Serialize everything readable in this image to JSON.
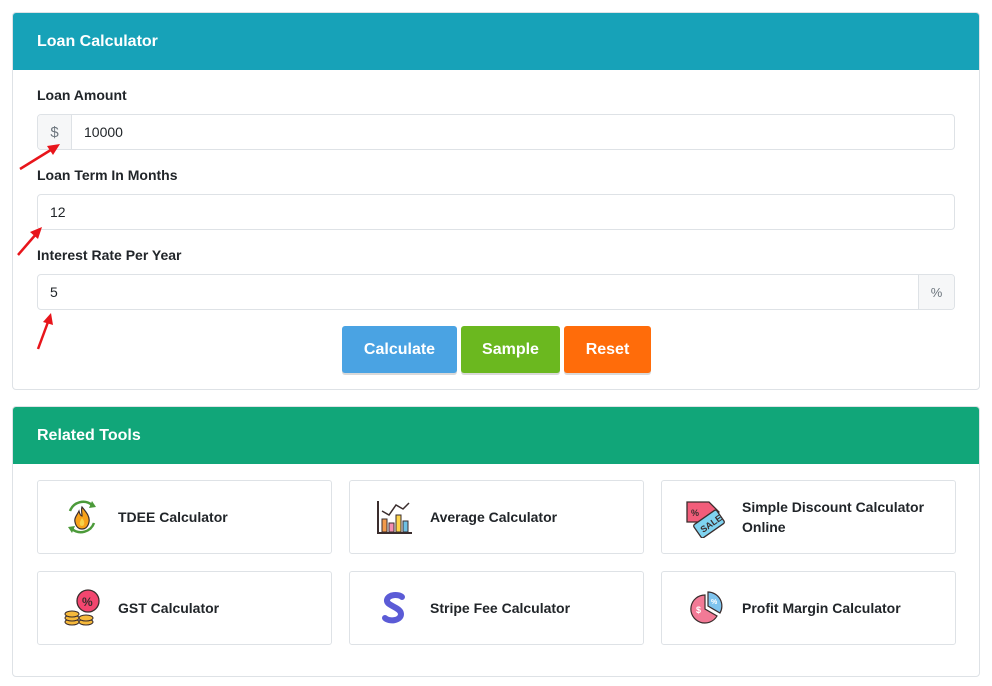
{
  "loan_calculator": {
    "title": "Loan Calculator",
    "loan_amount": {
      "label": "Loan Amount",
      "prefix": "$",
      "value": "10000"
    },
    "loan_term": {
      "label": "Loan Term In Months",
      "value": "12"
    },
    "interest_rate": {
      "label": "Interest Rate Per Year",
      "value": "5",
      "suffix": "%"
    },
    "buttons": {
      "calculate": "Calculate",
      "sample": "Sample",
      "reset": "Reset"
    }
  },
  "related_tools": {
    "title": "Related Tools",
    "items": [
      {
        "label": "TDEE Calculator",
        "icon": "fire-cycle-icon"
      },
      {
        "label": "Average Calculator",
        "icon": "bar-chart-icon"
      },
      {
        "label": "Simple Discount Calculator Online",
        "icon": "sale-tag-icon"
      },
      {
        "label": "GST Calculator",
        "icon": "percent-coins-icon"
      },
      {
        "label": "Stripe Fee Calculator",
        "icon": "stripe-s-icon"
      },
      {
        "label": "Profit Margin Calculator",
        "icon": "pie-chart-icon"
      }
    ]
  },
  "colors": {
    "loan_header": "#17a2b8",
    "tools_header": "#11a679",
    "calculate": "#4aa3e3",
    "sample": "#6bb81f",
    "reset": "#ff6c0a",
    "annotation_arrow": "#e8151b"
  }
}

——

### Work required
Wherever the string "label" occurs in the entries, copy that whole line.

### Answer to the problem
      "label": "Loan Amount",
      "label": "Loan Term In Months",
      "label": "Interest Rate Per Year",
        "label": "TDEE Calculator",
        "label": "Average Calculator",
        "label": "Simple Discount Calculator Online",
        "label": "GST Calculator",
        "label": "Stripe Fee Calculator",
        "label": "Profit Margin Calculator",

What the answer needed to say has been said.